Inexplicably, the trust that my hon. Friend talked about was made a foundation trust in 2008, despite a number of problems that were not recognised. Since then, it has made dramatic improvements in its care, with more doctors and more nurses. I am delighted that it is on track to deliver better care.

How many of the hospitals in special measures have implemented recommendation 13 of the final Francis report on fundamental standards?

I would expect that all trusts have done so. If they have not, they will not come out of special measures. That is the benefit of a rigorous, independent inspection regime. Seven trusts have come out of special measures. I hope that the others will come out in due course, but that is not a decision for me; rightly, it is a decision for the chief inspector of hospitals.

The NHS in my constituency has moved beyond special measures into the success regime. Will the Secretary of State consider innovative models of care, because my constituency is very different from others and the trust will not achieve success without looking at how it can deliver safety in different ways?

The hon. Lady is absolutely right. The big change that we need in the NHS is to move away from the dependence on hospital care as the only way to deliver safe, effective care. That is why we put £200 million into the vanguard programme last year, which is looking at such models. I hope that the success regime will hasten the innovation in her area.

20. Now that the Mid Staffs trust board has been dissolved, will my right hon. Friend advise me on which is the appropriate body to deal with historic complaints against the previous trust, not only to provide answers for patients and family members, but to ensure that lessons are learned to improve patient safety? (900795)

In the first instance, patients who are concerned about safety should contact the trust concerned, even though it is a different trust legally from the one that was there before.

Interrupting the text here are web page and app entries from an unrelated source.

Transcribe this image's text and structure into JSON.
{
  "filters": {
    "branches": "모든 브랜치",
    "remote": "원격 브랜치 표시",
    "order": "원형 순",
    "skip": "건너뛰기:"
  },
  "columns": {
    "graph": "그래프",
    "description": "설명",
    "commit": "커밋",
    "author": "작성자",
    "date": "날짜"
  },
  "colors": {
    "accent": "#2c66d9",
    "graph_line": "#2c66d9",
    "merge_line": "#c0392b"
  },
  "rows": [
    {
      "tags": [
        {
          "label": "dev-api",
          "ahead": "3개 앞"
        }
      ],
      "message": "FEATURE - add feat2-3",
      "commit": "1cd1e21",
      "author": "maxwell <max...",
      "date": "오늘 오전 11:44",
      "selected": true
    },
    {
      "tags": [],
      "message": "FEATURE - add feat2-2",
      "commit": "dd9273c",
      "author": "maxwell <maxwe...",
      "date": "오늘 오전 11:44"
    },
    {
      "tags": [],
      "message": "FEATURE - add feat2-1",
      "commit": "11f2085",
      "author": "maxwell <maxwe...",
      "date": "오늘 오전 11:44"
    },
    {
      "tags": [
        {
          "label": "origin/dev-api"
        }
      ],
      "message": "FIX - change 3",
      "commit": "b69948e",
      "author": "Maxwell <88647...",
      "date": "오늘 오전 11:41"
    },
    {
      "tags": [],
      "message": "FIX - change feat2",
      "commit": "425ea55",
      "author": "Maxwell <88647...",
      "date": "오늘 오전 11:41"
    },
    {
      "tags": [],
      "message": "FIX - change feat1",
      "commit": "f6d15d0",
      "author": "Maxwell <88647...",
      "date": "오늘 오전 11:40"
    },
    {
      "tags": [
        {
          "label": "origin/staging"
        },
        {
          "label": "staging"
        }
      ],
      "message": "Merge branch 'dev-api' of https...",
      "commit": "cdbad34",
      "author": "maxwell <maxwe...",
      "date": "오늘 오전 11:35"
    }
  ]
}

The CQC is there to ensure that any lessons about the safety of care are disseminated throughout the NHS. That is an important part of the transparency culture that we are introducing.